▸ EXERCISE AIM: From the line containing "Output a JSON" onward, every line of the entries is to be set down exactly, the last line included.

(Beginning of RECORDS FOR THIS TASK)

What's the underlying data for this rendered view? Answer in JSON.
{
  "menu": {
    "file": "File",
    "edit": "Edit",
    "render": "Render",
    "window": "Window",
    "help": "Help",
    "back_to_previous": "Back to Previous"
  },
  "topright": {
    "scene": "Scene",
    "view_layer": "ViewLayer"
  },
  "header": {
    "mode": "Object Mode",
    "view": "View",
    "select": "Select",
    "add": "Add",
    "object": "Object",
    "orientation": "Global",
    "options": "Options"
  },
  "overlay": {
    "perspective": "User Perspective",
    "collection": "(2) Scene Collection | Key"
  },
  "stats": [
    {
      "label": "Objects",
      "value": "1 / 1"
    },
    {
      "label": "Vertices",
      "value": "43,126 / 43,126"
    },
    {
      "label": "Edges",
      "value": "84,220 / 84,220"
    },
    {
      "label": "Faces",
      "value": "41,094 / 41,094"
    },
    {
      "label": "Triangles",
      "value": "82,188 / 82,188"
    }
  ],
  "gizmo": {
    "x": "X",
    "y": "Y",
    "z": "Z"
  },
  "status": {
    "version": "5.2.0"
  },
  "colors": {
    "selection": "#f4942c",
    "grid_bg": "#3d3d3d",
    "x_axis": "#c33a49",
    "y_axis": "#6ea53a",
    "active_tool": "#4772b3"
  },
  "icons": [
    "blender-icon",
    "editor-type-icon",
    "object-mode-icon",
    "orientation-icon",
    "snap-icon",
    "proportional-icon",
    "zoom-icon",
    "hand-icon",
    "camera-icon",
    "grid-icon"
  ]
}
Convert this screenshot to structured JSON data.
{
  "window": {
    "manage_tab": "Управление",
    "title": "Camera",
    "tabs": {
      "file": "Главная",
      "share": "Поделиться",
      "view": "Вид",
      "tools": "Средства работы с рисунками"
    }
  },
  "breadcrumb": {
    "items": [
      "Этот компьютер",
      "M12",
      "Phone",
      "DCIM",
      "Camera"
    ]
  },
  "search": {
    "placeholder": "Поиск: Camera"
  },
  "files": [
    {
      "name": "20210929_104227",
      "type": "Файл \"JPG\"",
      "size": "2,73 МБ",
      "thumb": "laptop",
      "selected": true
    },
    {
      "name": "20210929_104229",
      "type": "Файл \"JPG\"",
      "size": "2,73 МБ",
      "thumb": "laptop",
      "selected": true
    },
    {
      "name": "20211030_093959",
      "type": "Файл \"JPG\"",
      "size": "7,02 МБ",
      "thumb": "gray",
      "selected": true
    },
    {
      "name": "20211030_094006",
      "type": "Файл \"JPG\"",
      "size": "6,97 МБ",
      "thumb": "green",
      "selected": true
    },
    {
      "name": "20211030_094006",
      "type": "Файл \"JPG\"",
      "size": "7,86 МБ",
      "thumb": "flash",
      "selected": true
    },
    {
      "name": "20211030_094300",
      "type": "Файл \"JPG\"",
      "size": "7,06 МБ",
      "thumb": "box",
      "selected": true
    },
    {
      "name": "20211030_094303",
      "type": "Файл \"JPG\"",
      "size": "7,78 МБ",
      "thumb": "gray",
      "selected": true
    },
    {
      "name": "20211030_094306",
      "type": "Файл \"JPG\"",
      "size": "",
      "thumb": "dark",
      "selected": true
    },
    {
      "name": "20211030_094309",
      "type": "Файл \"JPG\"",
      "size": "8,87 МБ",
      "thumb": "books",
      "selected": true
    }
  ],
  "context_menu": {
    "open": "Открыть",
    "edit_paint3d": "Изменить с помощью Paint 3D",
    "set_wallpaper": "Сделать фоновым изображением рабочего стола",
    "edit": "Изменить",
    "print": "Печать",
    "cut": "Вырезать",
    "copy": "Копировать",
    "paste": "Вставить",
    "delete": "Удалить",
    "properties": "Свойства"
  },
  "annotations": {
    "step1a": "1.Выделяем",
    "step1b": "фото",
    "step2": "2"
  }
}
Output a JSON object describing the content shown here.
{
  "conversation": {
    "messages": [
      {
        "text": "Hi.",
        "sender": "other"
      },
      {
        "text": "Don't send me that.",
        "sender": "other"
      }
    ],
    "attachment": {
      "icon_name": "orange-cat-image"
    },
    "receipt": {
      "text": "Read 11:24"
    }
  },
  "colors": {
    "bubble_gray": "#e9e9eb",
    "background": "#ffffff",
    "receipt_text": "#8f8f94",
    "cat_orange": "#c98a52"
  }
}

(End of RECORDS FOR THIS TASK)

▸ SOLUTION FOR THIS EXERCISE:
Output a JSON object describing the content shown here.
{
  "conversation": {
    "messages": [
      {
        "text": "Hi.",
        "sender": "other"
      },
      {
        "text": "Don't send me that.",
        "sender": "other"
      }
    ],
    "attachment": {
      "icon_name": "orange-cat-image"
    },
    "receipt": {
      "text": "Read 11:24"
    }
  },
  "colors": {
    "bubble_gray": "#e9e9eb",
    "background": "#ffffff",
    "receipt_text": "#8f8f94",
    "cat_orange": "#c98a52"
  }
}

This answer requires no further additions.